By Andrew Shaw
Publisher: Corinth Publications
Series: Evening Reader ER 719
Finals can be a tense time for any college student. Most deal with the situation by hitting the books and studying long into the night. Others might temper their cramming with the occasional night on the town. And then there is Ben Wellington, who copes with the stress by raping his professor’s wife.
To be fair, doesn’t really want to rape her. If she greeted him crawling through her bedroom window with open arms, he would be OK with that. In fact, she does seem to come around and even expresses some enthusiasm the third time he forces himself on her.
I’ve found that in books of this caliber, consent is something one earns through persistence.
After finals are over, Ben goes home to New York to see his adopted father Jerome and the new Mrs. Wellington, Laura (the previous one having died some years ago). Laura is an attractive redhead in her thirties who loves Jerome for both his money and his heart condition.
Her plan to inherit everything involves more than just waiting for Jerome to keel over.
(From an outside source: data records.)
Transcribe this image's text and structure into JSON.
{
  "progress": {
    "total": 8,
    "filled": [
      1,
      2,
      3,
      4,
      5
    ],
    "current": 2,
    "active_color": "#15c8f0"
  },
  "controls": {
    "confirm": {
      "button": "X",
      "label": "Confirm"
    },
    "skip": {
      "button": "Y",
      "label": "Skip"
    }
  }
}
There are two other heirs to contend with, Ben and another adopted child, Carol. The two have sibling-rivalry issues (Ben tried raping Carol, Carol killed three of Ben’s dogs) so Laura decides to work this to her advantage.
She starts by seducing Ben and then proceeds to seal Carol’s fate with the help of Sheila Holt, a female Jabba the Hut who runs a Greenwich Village brothel and eats peyote buttons like bonbons. After a memorable party, Carol ends up addicted to smack and turning tricks for the enterprising Ms. Holt.
Ben, of course, is a willing participant in the shenanigans but unaware that Laura plans to take him out of the equation as soon as she gets a chance. That chance never comes for her though as she gets brutally raped by an acquaintance of Carol’s and then dumped at the doorstep of a defrocked doctor whose bedside manner involves a lot of stink finger.
Daddy Jerome dies from a massive heart attack while Ben watches and eats a sandwich. It would appear as though the young man has prevailed, but appearances can be deceiving. Professor Addison, the husband of the woman Ben assaulted in college, has come to New York vowing revenge.
After reading this book, one is tempted to feel nothing but disdain for the young Ben Wellington. But try to put yourself in his shoes. He had to endure the first twelve years of his life in an orphanage where he was molested by a housemother who wasn’t even all that hot. I don’t know about the rest of you, but I’m crying a river.